[Holly’s Korean Kitchen] Classic doenjang jjigae
Published : Nov 6, 2021 - 16:01
Updated : Nov 6, 2021 - 16:01
Classic doenjang jjigae (Holly Ford)
A pot of bubbling hot doenjang jjigae, or Korean soybean paste stew, is perhaps the most desired stew in Korea. In terms of Korean comfort food, this is the No. 1 stew, and no Korean will disagree with that.

Without a doubt, most Koreans grew up eating this Korean stew at least once or twice a week. Surely, the smell of doenjang jjigae coming out of kitchen brings a nostalgia to many Koreans.

I have a fond memory of my mother often fixing her signature doenjang jjigae. My father adored her jjigae.

My mother’s doenjang jjigae is special because she made her own doenjang paste. Nothing can beat homemade doenjang jjigae made with well-fermented homemade soybean paste.

Unfortunately, like many of you, I don’t have the luxury of having homemade doenjang. Making it is on my bucket list to do sometime soon, and I hope I am up to the challenge!

Although doenjang jjigae made with homemade doenjang would be the best, you can still make a good stew with a store-bought Korean soy bean paste.

If you enjoy Korean soups and stews, don’t miss out on this ever-popular Korean soybean paste stew. With my recipe, you will enjoy one heck of a delicious doenjang jjigae just like you would enjoy at your favorite Korean restaurant.

If you have a Korean man or woman in your life, make this stew and serve it to them. They will truly appreciate you, and think you are getting close to mastering the art of Korean cooking. Neat, right?

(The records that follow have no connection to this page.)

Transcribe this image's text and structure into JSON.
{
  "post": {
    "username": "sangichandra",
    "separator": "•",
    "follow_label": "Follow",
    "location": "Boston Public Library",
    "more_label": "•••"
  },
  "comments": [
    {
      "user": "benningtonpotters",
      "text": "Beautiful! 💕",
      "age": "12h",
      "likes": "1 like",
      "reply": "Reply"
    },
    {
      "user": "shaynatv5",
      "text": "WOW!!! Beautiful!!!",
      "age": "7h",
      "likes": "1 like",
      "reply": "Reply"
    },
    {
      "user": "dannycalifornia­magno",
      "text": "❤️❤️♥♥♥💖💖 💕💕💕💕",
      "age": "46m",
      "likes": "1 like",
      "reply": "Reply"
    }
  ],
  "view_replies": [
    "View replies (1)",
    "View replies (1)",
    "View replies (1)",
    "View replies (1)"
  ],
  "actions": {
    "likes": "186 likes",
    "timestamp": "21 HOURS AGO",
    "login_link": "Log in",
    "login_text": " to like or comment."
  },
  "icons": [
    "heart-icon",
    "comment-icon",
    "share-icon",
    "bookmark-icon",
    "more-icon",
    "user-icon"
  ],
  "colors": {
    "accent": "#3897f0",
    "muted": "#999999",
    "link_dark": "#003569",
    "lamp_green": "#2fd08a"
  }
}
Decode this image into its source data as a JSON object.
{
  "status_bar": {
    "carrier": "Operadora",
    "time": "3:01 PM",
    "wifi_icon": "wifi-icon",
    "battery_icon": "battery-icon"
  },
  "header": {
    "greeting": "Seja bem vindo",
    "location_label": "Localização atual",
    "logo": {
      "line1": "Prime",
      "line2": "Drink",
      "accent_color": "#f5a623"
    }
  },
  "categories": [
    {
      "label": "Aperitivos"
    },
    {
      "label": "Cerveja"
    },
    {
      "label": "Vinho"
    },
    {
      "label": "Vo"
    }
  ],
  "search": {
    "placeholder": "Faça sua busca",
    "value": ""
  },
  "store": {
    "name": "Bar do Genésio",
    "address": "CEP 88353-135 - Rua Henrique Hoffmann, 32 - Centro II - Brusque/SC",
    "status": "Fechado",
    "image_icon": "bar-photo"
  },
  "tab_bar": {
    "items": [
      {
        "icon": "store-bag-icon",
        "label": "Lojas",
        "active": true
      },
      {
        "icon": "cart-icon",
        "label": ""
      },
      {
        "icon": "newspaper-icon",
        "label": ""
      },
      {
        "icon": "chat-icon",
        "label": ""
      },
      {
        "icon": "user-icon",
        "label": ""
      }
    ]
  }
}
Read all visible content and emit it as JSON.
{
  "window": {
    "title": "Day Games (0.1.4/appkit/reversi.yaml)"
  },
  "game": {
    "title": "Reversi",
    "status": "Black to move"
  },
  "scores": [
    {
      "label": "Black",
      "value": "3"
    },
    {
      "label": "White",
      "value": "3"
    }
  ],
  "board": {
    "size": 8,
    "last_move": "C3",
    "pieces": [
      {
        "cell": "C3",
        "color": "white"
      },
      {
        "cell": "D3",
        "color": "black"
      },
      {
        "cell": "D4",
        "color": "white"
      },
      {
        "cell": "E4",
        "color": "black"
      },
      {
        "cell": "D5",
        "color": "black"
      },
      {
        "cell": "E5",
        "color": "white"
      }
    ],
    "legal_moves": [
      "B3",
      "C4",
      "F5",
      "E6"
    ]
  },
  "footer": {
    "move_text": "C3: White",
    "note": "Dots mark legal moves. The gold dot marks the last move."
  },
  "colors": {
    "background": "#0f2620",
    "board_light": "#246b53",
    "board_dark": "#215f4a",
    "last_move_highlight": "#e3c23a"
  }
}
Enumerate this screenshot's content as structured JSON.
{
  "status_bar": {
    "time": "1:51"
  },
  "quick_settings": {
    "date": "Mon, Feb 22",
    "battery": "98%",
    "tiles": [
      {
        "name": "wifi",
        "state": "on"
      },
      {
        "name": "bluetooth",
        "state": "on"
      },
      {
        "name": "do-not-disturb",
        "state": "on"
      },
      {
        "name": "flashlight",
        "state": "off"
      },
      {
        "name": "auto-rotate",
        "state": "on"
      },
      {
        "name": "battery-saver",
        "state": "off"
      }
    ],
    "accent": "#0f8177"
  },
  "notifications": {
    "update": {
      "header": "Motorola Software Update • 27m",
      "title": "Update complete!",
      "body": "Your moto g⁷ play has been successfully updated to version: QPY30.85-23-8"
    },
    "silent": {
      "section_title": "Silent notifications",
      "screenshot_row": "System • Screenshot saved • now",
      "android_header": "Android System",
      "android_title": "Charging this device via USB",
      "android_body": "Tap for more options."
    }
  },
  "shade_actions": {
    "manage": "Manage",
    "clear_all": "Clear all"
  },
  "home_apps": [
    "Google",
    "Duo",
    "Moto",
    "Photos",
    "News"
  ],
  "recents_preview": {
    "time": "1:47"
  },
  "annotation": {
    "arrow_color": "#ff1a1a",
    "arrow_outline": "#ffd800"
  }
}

Classic doenjang jjigae (Holly Ford)
Korean stone pot (ttukbaegi): Ttukbaegi is a Korean earthenware made out of a type of clay and usually glazed inside for cooking purpose. Unglazed Korean earthenware (onggi) is mostly used to store food for fermentation. Cooking doenjang jjigae in a ttukbaegi retains heat very well, which keeps the stew hot longer. Without the interference from metallic surfaces on other kinds of cookware, ttukbaegi will maintain the natural flavor of fermented food throughout cooking.


For anchovy stock:

• 2 cups rice water, see note below

• 5 large dried anchovies, deveined

• 1 piece dried sea kelp (dashima)

For stew:

• 2 heaping tablespoons Korean soybean paste (doenjang)

• 1 teaspoon Korean chili paste (gochujang)

• 1/2 small onion chopped

• 1 small zucchini, diced

• 110 grams soft tofu, diced

• 50 grams mushrooms (optional)

• 1 clove garlic finely minced

• 1 teaspoon Korean chili flakes (gochugaru)

• 1 fresh chili sliced

• 1 green onion finely chopped


1. To make the anchovy stock, combine rice starch water, dried anchovy, and sea kelp in a stone pot or heavy bottom pot and bring to boil. Reduce the heat to low and simmer for 3-4 minutes. Discard the anchovies and sea kelp.

2. To make the stew, smear the pastes in a mini scoop strainer or slotted spoon and incorporate into the stock. Add the onion and bring to a gentle boil over medium heat.

3. Add zucchini, tofu, and mushroom; continue to boil over medium-low heat for 1-2 minutes.

4. Add garlic, chili flakes, and fresh chili and heat through. Sprinkle green onion and remove from heat. Serve hot with rice.

Note: To make rice water (rice starch water)

1. Rinse your rice with water briefly. Pour out the water and discard.

2. Swirl the rice around rapidly with your fingers for 15 seconds to remove starch from the rice grains.

3. Pour about 3 cups of water to the rice and rinse.

4. Collect the milky rice starch water and reserve 2 cups to use for this recipe.

5. Continue to rinse your rice 2-3 more times. Cook your rice by your usual rice cooking method.

By Holly Ford (


Hye-gyoung Ford (aka Holly) is a well-known Korean food blogger and the author of the popular cookbook, “Korean Cooking Favorites.” Born and raised in Korea, she has lived in many countries. She shares her recipes and food memories in her blog, Beyond Kimchee. - Ed.

By Korea Herald (